▶ **Work instruction**:
For every line in the records below that contains the word "meta", add one to a count, and report only that count.

Collected data

- - - -

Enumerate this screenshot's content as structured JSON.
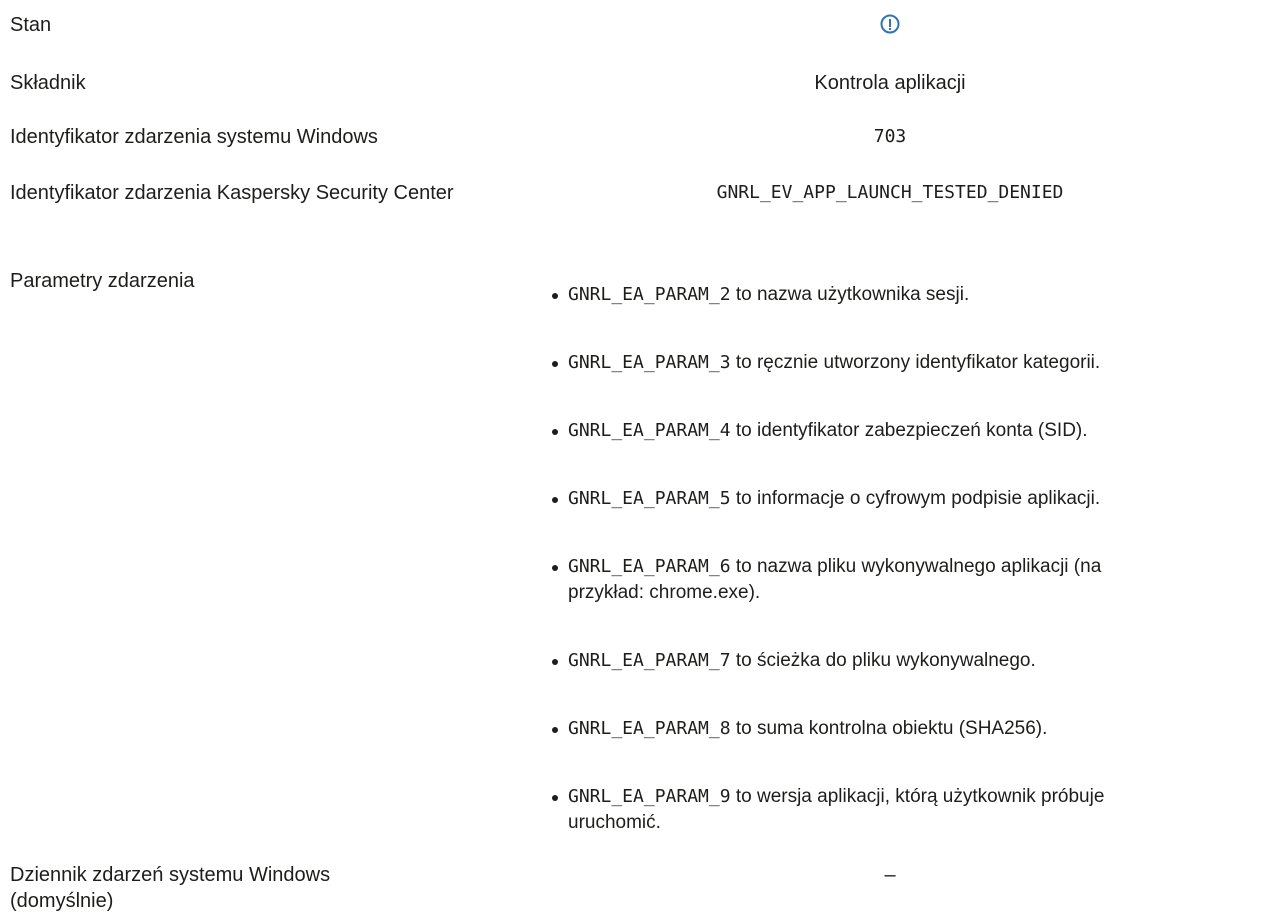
{
  "rows": {
    "status": {
      "label": "Stan"
    },
    "component": {
      "label": "Składnik",
      "value": "Kontrola aplikacji"
    },
    "windows_event_id": {
      "label": "Identyfikator zdarzenia systemu Windows",
      "value": "703"
    },
    "ksc_event_id": {
      "label": "Identyfikator zdarzenia Kaspersky Security Center",
      "value": "GNRL_EV_APP_LAUNCH_TESTED_DENIED"
    },
    "event_params": {
      "label": "Parametry zdarzenia"
    },
    "windows_log": {
      "label": "Dziennik zdarzeń systemu Windows (domyślnie)",
      "value": "–"
    }
  },
  "params": [
    {
      "code": "GNRL_EA_PARAM_2",
      "text": "to nazwa użytkownika sesji."
    },
    {
      "code": "GNRL_EA_PARAM_3",
      "text": "to ręcznie utworzony identyfikator kategorii."
    },
    {
      "code": "GNRL_EA_PARAM_4",
      "text": "to identyfikator zabezpieczeń konta (SID)."
    },
    {
      "code": "GNRL_EA_PARAM_5",
      "text": "to informacje o cyfrowym podpisie aplikacji."
    },
    {
      "code": "GNRL_EA_PARAM_6",
      "text": "to nazwa pliku wykonywalnego aplikacji (na przykład: chrome.exe)."
    },
    {
      "code": "GNRL_EA_PARAM_7",
      "text": "to ścieżka do pliku wykonywalnego."
    },
    {
      "code": "GNRL_EA_PARAM_8",
      "text": "to suma kontrolna obiektu (SHA256)."
    },
    {
      "code": "GNRL_EA_PARAM_9",
      "text": "to wersja aplikacji, którą użytkownik próbuje uruchomić."
    }
  ],
  "icons": {
    "status": "info-icon"
  },
  "colors": {
    "info_icon": "#2e74b5"
  }
}
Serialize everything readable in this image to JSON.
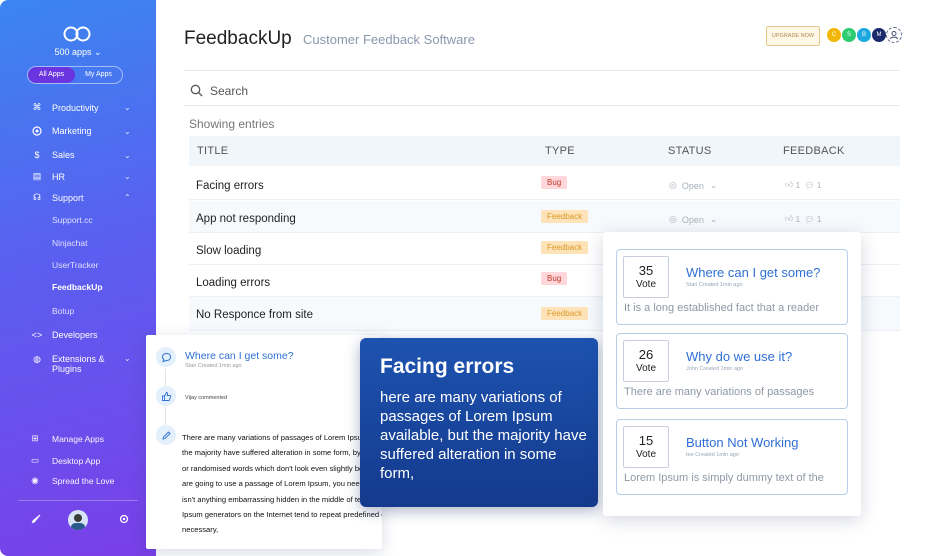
{
  "sidebar": {
    "apps_count": "500 apps",
    "toggle": {
      "all": "All Apps",
      "mine": "My Apps"
    },
    "nav": [
      {
        "label": "Productivity",
        "icon": "command-icon",
        "expandable": true
      },
      {
        "label": "Marketing",
        "icon": "target-icon",
        "expandable": true
      },
      {
        "label": "Sales",
        "icon": "dollar-icon",
        "expandable": true
      },
      {
        "label": "HR",
        "icon": "hr-icon",
        "expandable": true
      },
      {
        "label": "Support",
        "icon": "headset-icon",
        "expanded": true
      }
    ],
    "support_items": [
      "Support.cc",
      "Ninjachat",
      "UserTracker",
      "FeedbackUp",
      "Botup"
    ],
    "active_item": "FeedbackUp",
    "nav2": [
      {
        "label": "Developers",
        "icon": "code-icon"
      },
      {
        "label": "Extensions &",
        "label2": "Plugins",
        "icon": "extensions-icon"
      }
    ],
    "bottom": [
      {
        "label": "Manage Apps",
        "icon": "grid-icon"
      },
      {
        "label": "Desktop App",
        "icon": "monitor-icon"
      },
      {
        "label": "Spread the Love",
        "icon": "share-icon"
      }
    ]
  },
  "header": {
    "title": "FeedbackUp",
    "subtitle": "Customer Feedback Software",
    "upgrade": "UPGRADE NOW",
    "avatars": [
      {
        "initial": "C",
        "color": "#f2b705"
      },
      {
        "initial": "S",
        "color": "#2ecc71"
      },
      {
        "initial": "B",
        "color": "#1ea8e0"
      },
      {
        "initial": "M",
        "color": "#1a2a6c"
      }
    ]
  },
  "search": {
    "placeholder": "Search"
  },
  "table": {
    "showing": "Showing entries",
    "columns": [
      "TITLE",
      "TYPE",
      "STATUS",
      "FEEDBACK"
    ],
    "rows": [
      {
        "title": "Facing errors",
        "type": "Bug",
        "status": "Open",
        "likes": "1",
        "comments": "1"
      },
      {
        "title": "App not responding",
        "type": "Feedback",
        "status": "Open",
        "likes": "1",
        "comments": "1"
      },
      {
        "title": "Slow loading",
        "type": "Feedback"
      },
      {
        "title": "Loading errors",
        "type": "Bug"
      },
      {
        "title": "No Responce from site",
        "type": "Feedback"
      }
    ]
  },
  "comment_card": {
    "question": "Where can I get some?",
    "meta": "Stan Created 1min ago",
    "voted": "Vijay commented",
    "text": "There are many variations of passages of Lorem Ipsum available, but the majority have suffered alteration in some form, by injected humour, or randomised words which don't look even slightly believable. If you are going to use a passage of Lorem Ipsum, you need to be sure there isn't anything embarrassing hidden in the middle of text.All the Lorem Ipsum generators on the Internet tend to repeat predefined chunks as necessary,"
  },
  "popup": {
    "title": "Facing errors",
    "body": "here are many variations of passages of Lorem Ipsum available, but the majority have suffered alteration in some form,"
  },
  "votes": [
    {
      "count": "35",
      "label": "Vote",
      "question": "Where can I get some?",
      "meta": "Stan Created 1min ago",
      "text": "It is a long established fact that a reader"
    },
    {
      "count": "26",
      "label": "Vote",
      "question": "Why do we use it?",
      "meta": "John Created 1min ago",
      "text": "There are many variations of passages"
    },
    {
      "count": "15",
      "label": "Vote",
      "question": "Button Not Working",
      "meta": "tee Created 1min ago",
      "text": "Lorem Ipsum is simply dummy text of the"
    }
  ]
}
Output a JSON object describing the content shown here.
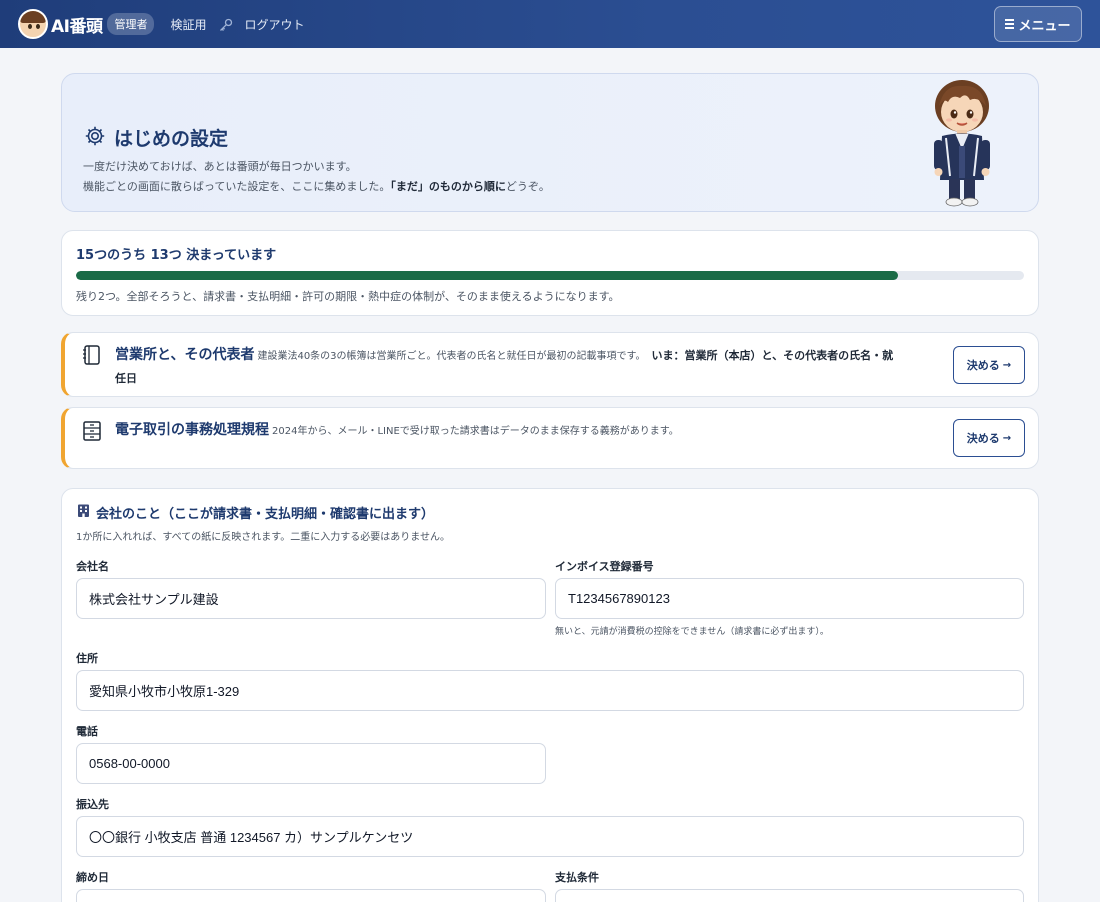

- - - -

▶ **Task solution**:
4